Extracted records:
*** Block opens ***

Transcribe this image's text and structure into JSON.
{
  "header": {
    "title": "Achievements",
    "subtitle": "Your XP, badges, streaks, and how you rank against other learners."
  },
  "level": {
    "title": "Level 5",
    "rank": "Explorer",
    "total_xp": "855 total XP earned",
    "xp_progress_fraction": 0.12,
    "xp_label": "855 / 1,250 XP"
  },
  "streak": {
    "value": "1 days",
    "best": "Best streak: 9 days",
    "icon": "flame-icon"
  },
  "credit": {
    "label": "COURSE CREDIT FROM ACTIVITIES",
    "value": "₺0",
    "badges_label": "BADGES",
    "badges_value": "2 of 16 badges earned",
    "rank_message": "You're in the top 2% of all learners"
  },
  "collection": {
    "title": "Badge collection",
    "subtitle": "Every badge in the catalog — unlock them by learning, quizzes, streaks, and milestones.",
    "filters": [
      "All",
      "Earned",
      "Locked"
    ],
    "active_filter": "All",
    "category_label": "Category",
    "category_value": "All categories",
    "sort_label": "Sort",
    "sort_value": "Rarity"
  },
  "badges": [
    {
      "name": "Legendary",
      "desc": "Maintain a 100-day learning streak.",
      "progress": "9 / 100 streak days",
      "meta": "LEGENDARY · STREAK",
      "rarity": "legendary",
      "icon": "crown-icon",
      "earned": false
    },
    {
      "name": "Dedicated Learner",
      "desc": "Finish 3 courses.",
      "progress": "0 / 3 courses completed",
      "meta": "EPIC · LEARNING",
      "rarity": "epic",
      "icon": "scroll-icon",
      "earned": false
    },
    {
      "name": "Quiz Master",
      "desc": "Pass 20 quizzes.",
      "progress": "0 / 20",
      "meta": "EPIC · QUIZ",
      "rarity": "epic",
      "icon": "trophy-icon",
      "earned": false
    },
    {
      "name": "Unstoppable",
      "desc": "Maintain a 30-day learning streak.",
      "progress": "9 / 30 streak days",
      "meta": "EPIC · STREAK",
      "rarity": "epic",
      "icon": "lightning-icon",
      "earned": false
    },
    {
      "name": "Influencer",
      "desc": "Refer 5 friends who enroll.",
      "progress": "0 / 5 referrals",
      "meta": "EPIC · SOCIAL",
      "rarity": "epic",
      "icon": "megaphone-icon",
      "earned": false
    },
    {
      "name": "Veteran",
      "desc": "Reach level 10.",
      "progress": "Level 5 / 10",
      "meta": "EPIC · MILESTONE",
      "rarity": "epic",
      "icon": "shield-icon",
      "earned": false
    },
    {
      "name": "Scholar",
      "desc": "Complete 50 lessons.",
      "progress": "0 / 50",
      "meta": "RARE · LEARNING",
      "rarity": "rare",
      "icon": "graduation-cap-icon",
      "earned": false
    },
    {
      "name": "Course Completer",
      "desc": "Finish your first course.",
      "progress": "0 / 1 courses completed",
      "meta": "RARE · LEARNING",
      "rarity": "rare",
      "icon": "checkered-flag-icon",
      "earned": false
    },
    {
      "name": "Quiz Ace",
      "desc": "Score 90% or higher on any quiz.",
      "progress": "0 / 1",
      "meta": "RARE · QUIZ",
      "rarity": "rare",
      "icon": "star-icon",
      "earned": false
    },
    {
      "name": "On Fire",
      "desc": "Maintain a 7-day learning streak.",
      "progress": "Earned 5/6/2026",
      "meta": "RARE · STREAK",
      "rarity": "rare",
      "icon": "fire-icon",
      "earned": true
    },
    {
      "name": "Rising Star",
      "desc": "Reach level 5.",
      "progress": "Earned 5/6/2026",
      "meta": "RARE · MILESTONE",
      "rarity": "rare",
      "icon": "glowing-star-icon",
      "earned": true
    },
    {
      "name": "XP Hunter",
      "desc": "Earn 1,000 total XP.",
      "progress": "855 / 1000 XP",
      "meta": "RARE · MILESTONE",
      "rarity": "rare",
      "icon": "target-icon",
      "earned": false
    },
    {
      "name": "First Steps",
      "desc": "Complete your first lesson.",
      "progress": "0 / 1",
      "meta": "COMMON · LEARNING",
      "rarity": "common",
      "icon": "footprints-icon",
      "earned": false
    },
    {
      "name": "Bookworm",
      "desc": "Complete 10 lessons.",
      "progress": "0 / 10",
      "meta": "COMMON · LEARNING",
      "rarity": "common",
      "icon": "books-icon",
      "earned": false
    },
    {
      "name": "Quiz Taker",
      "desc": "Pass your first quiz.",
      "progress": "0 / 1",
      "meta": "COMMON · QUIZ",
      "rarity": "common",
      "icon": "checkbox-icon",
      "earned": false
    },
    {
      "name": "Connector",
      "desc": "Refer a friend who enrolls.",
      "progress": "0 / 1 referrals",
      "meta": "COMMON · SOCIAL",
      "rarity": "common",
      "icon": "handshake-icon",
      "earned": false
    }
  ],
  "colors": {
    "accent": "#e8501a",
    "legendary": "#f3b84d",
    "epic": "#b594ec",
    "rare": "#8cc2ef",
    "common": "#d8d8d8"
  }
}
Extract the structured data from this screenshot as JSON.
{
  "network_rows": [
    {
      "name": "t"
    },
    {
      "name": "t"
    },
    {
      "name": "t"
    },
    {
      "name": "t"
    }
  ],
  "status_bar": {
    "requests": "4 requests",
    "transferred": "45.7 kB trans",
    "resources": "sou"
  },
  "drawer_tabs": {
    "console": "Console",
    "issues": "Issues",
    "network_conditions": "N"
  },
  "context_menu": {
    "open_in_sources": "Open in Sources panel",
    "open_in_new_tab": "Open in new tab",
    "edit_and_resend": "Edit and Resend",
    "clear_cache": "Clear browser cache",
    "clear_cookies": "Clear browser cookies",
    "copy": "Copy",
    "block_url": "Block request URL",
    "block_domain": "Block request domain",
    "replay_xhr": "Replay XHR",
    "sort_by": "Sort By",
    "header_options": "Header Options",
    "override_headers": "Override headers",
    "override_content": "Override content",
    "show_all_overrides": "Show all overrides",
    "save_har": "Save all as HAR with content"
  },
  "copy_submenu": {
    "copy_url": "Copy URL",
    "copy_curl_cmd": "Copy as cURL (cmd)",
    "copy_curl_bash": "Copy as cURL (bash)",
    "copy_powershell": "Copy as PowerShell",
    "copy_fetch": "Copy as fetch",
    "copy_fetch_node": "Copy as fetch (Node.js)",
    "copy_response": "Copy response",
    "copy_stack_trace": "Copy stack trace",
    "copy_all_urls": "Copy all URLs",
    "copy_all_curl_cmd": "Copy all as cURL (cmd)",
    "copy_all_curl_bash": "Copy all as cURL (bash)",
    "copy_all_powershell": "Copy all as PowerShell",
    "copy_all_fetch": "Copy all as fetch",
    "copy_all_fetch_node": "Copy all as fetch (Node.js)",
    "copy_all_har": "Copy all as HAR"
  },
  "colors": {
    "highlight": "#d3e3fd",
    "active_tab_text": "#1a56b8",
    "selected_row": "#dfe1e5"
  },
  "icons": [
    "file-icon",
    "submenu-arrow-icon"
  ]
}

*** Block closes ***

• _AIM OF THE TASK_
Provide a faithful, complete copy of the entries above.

• _SOLUTION FOR THIS PROBLEM_
Transcribe this image's text and structure into JSON.
{
  "header": {
    "title": "Achievements",
    "subtitle": "Your XP, badges, streaks, and how you rank against other learners."
  },
  "level": {
    "title": "Level 5",
    "rank": "Explorer",
    "total_xp": "855 total XP earned",
    "xp_progress_fraction": 0.12,
    "xp_label": "855 / 1,250 XP"
  },
  "streak": {
    "value": "1 days",
    "best": "Best streak: 9 days",
    "icon": "flame-icon"
  },
  "credit": {
    "label": "COURSE CREDIT FROM ACTIVITIES",
    "value": "₺0",
    "badges_label": "BADGES",
    "badges_value": "2 of 16 badges earned",
    "rank_message": "You're in the top 2% of all learners"
  },
  "collection": {
    "title": "Badge collection",
    "subtitle": "Every badge in the catalog — unlock them by learning, quizzes, streaks, and milestones.",
    "filters": [
      "All",
      "Earned",
      "Locked"
    ],
    "active_filter": "All",
    "category_label": "Category",
    "category_value": "All categories",
    "sort_label": "Sort",
    "sort_value": "Rarity"
  },
  "badges": [
    {
      "name": "Legendary",
      "desc": "Maintain a 100-day learning streak.",
      "progress": "9 / 100 streak days",
      "meta": "LEGENDARY · STREAK",
      "rarity": "legendary",
      "icon": "crown-icon",
      "earned": false
    },
    {
      "name": "Dedicated Learner",
      "desc": "Finish 3 courses.",
      "progress": "0 / 3 courses completed",
      "meta": "EPIC · LEARNING",
      "rarity": "epic",
      "icon": "scroll-icon",
      "earned": false
    },
    {
      "name": "Quiz Master",
      "desc": "Pass 20 quizzes.",
      "progress": "0 / 20",
      "meta": "EPIC · QUIZ",
      "rarity": "epic",
      "icon": "trophy-icon",
      "earned": false
    },
    {
      "name": "Unstoppable",
      "desc": "Maintain a 30-day learning streak.",
      "progress": "9 / 30 streak days",
      "meta": "EPIC · STREAK",
      "rarity": "epic",
      "icon": "lightning-icon",
      "earned": false
    },
    {
      "name": "Influencer",
      "desc": "Refer 5 friends who enroll.",
      "progress": "0 / 5 referrals",
      "meta": "EPIC · SOCIAL",
      "rarity": "epic",
      "icon": "megaphone-icon",
      "earned": false
    },
    {
      "name": "Veteran",
      "desc": "Reach level 10.",
      "progress": "Level 5 / 10",
      "meta": "EPIC · MILESTONE",
      "rarity": "epic",
      "icon": "shield-icon",
      "earned": false
    },
    {
      "name": "Scholar",
      "desc": "Complete 50 lessons.",
      "progress": "0 / 50",
      "meta": "RARE · LEARNING",
      "rarity": "rare",
      "icon": "graduation-cap-icon",
      "earned": false
    },
    {
      "name": "Course Completer",
      "desc": "Finish your first course.",
      "progress": "0 / 1 courses completed",
      "meta": "RARE · LEARNING",
      "rarity": "rare",
      "icon": "checkered-flag-icon",
      "earned": false
    },
    {
      "name": "Quiz Ace",
      "desc": "Score 90% or higher on any quiz.",
      "progress": "0 / 1",
      "meta": "RARE · QUIZ",
      "rarity": "rare",
      "icon": "star-icon",
      "earned": false
    },
    {
      "name": "On Fire",
      "desc": "Maintain a 7-day learning streak.",
      "progress": "Earned 5/6/2026",
      "meta": "RARE · STREAK",
      "rarity": "rare",
      "icon": "fire-icon",
      "earned": true
    },
    {
      "name": "Rising Star",
      "desc": "Reach level 5.",
      "progress": "Earned 5/6/2026",
      "meta": "RARE · MILESTONE",
      "rarity": "rare",
      "icon": "glowing-star-icon",
      "earned": true
    },
    {
      "name": "XP Hunter",
      "desc": "Earn 1,000 total XP.",
      "progress": "855 / 1000 XP",
      "meta": "RARE · MILESTONE",
      "rarity": "rare",
      "icon": "target-icon",
      "earned": false
    },
    {
      "name": "First Steps",
      "desc": "Complete your first lesson.",
      "progress": "0 / 1",
      "meta": "COMMON · LEARNING",
      "rarity": "common",
      "icon": "footprints-icon",
      "earned": false
    },
    {
      "name": "Bookworm",
      "desc": "Complete 10 lessons.",
      "progress": "0 / 10",
      "meta": "COMMON · LEARNING",
      "rarity": "common",
      "icon": "books-icon",
      "earned": false
    },
    {
      "name": "Quiz Taker",
      "desc": "Pass your first quiz.",
      "progress": "0 / 1",
      "meta": "COMMON · QUIZ",
      "rarity": "common",
      "icon": "checkbox-icon",
      "earned": false
    },
    {
      "name": "Connector",
      "desc": "Refer a friend who enrolls.",
      "progress": "0 / 1 referrals",
      "meta": "COMMON · SOCIAL",
      "rarity": "common",
      "icon": "handshake-icon",
      "earned": false
    }
  ],
  "colors": {
    "accent": "#e8501a",
    "legendary": "#f3b84d",
    "epic": "#b594ec",
    "rare": "#8cc2ef",
    "common": "#d8d8d8"
  }
}
Extract the structured data from this screenshot as JSON.
{
  "network_rows": [
    {
      "name": "t"
    },
    {
      "name": "t"
    },
    {
      "name": "t"
    },
    {
      "name": "t"
    }
  ],
  "status_bar": {
    "requests": "4 requests",
    "transferred": "45.7 kB trans",
    "resources": "sou"
  },
  "drawer_tabs": {
    "console": "Console",
    "issues": "Issues",
    "network_conditions": "N"
  },
  "context_menu": {
    "open_in_sources": "Open in Sources panel",
    "open_in_new_tab": "Open in new tab",
    "edit_and_resend": "Edit and Resend",
    "clear_cache": "Clear browser cache",
    "clear_cookies": "Clear browser cookies",
    "copy": "Copy",
    "block_url": "Block request URL",
    "block_domain": "Block request domain",
    "replay_xhr": "Replay XHR",
    "sort_by": "Sort By",
    "header_options": "Header Options",
    "override_headers": "Override headers",
    "override_content": "Override content",
    "show_all_overrides": "Show all overrides",
    "save_har": "Save all as HAR with content"
  },
  "copy_submenu": {
    "copy_url": "Copy URL",
    "copy_curl_cmd": "Copy as cURL (cmd)",
    "copy_curl_bash": "Copy as cURL (bash)",
    "copy_powershell": "Copy as PowerShell",
    "copy_fetch": "Copy as fetch",
    "copy_fetch_node": "Copy as fetch (Node.js)",
    "copy_response": "Copy response",
    "copy_stack_trace": "Copy stack trace",
    "copy_all_urls": "Copy all URLs",
    "copy_all_curl_cmd": "Copy all as cURL (cmd)",
    "copy_all_curl_bash": "Copy all as cURL (bash)",
    "copy_all_powershell": "Copy all as PowerShell",
    "copy_all_fetch": "Copy all as fetch",
    "copy_all_fetch_node": "Copy all as fetch (Node.js)",
    "copy_all_har": "Copy all as HAR"
  },
  "colors": {
    "highlight": "#d3e3fd",
    "active_tab_text": "#1a56b8",
    "selected_row": "#dfe1e5"
  },
  "icons": [
    "file-icon",
    "submenu-arrow-icon"
  ]
}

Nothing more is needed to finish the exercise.